#### What this task involves
Copy all the entries below exactly, but not the pictures.

#### Task data
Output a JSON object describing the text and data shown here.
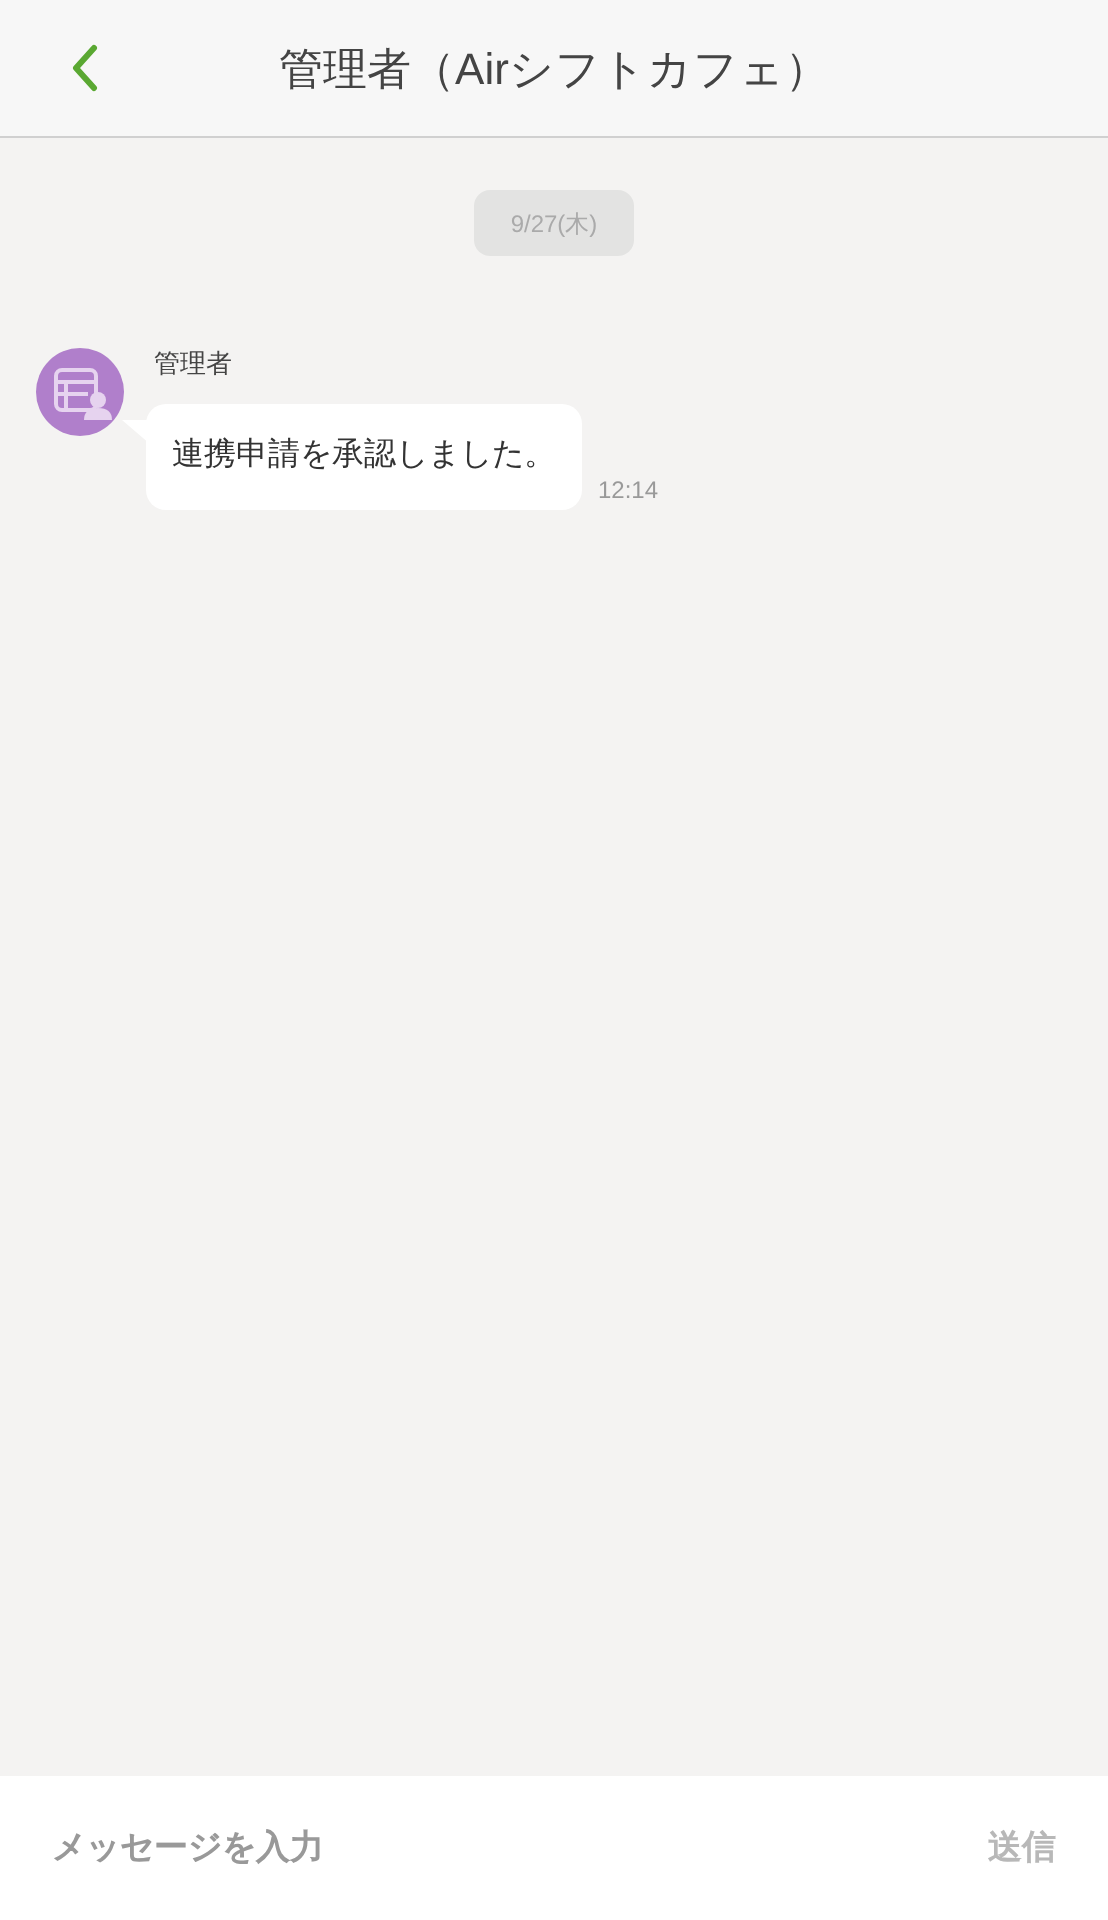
{
  "header": {
    "title": "管理者（Airシフトカフェ）"
  },
  "date_label": "9/27(木)",
  "messages": [
    {
      "sender": "管理者",
      "text": "連携申請を承認しました。",
      "time": "12:14"
    }
  ],
  "composer": {
    "placeholder": "メッセージを入力",
    "send": {
      "label": "送信",
      "disabled": true
    }
  }
}
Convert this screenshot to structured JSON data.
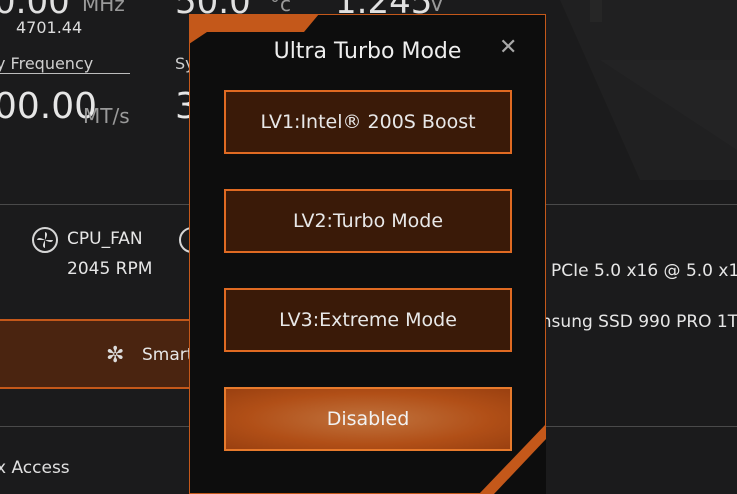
{
  "background": {
    "freq_top_label": "MHz",
    "freq_value_small": "4701.44",
    "mem_freq_label": "y Frequency",
    "mem_freq_value": "00.00",
    "mem_freq_unit": "MT/s",
    "sys_label": "Sy",
    "sys_value": "3",
    "temp_unit": "°c",
    "voltage_unit": "V",
    "top_left_big": "0.00",
    "top_mid_big": "50.0",
    "top_right_big": "1.245",
    "fans": [
      {
        "label": "CPU_FAN",
        "rpm": "2045 RPM"
      }
    ],
    "smart_button": "Smart",
    "pcie_text": "PCIe 5.0 x16  @ 5.0 x1",
    "ssd_text": "msung SSD 990 PRO 1T",
    "access_text": "x Access"
  },
  "modal": {
    "title": "Ultra Turbo Mode",
    "close": "✕",
    "options": [
      {
        "label": "LV1:Intel® 200S Boost",
        "selected": false
      },
      {
        "label": "LV2:Turbo Mode",
        "selected": false
      },
      {
        "label": "LV3:Extreme Mode",
        "selected": false
      },
      {
        "label": "Disabled",
        "selected": true
      }
    ]
  },
  "colors": {
    "accent": "#e06a22",
    "accent_dark": "#3a1a08",
    "background": "#1b1b1c"
  }
}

#### Result of this task
Output a JSON object describing the text and data shown here.
{
  "header": {
    "title": "管理者（Airシフトカフェ）"
  },
  "date_label": "9/27(木)",
  "messages": [
    {
      "sender": "管理者",
      "text": "連携申請を承認しました。",
      "time": "12:14"
    }
  ],
  "composer": {
    "placeholder": "メッセージを入力",
    "send": {
      "label": "送信",
      "disabled": true
    }
  }
}
Convert this screenshot to structured JSON data.
{
  "background": {
    "freq_top_label": "MHz",
    "freq_value_small": "4701.44",
    "mem_freq_label": "y Frequency",
    "mem_freq_value": "00.00",
    "mem_freq_unit": "MT/s",
    "sys_label": "Sy",
    "sys_value": "3",
    "temp_unit": "°c",
    "voltage_unit": "V",
    "top_left_big": "0.00",
    "top_mid_big": "50.0",
    "top_right_big": "1.245",
    "fans": [
      {
        "label": "CPU_FAN",
        "rpm": "2045 RPM"
      }
    ],
    "smart_button": "Smart",
    "pcie_text": "PCIe 5.0 x16  @ 5.0 x1",
    "ssd_text": "msung SSD 990 PRO 1T",
    "access_text": "x Access"
  },
  "modal": {
    "title": "Ultra Turbo Mode",
    "close": "✕",
    "options": [
      {
        "label": "LV1:Intel® 200S Boost",
        "selected": false
      },
      {
        "label": "LV2:Turbo Mode",
        "selected": false
      },
      {
        "label": "LV3:Extreme Mode",
        "selected": false
      },
      {
        "label": "Disabled",
        "selected": true
      }
    ]
  },
  "colors": {
    "accent": "#e06a22",
    "accent_dark": "#3a1a08",
    "background": "#1b1b1c"
  }
}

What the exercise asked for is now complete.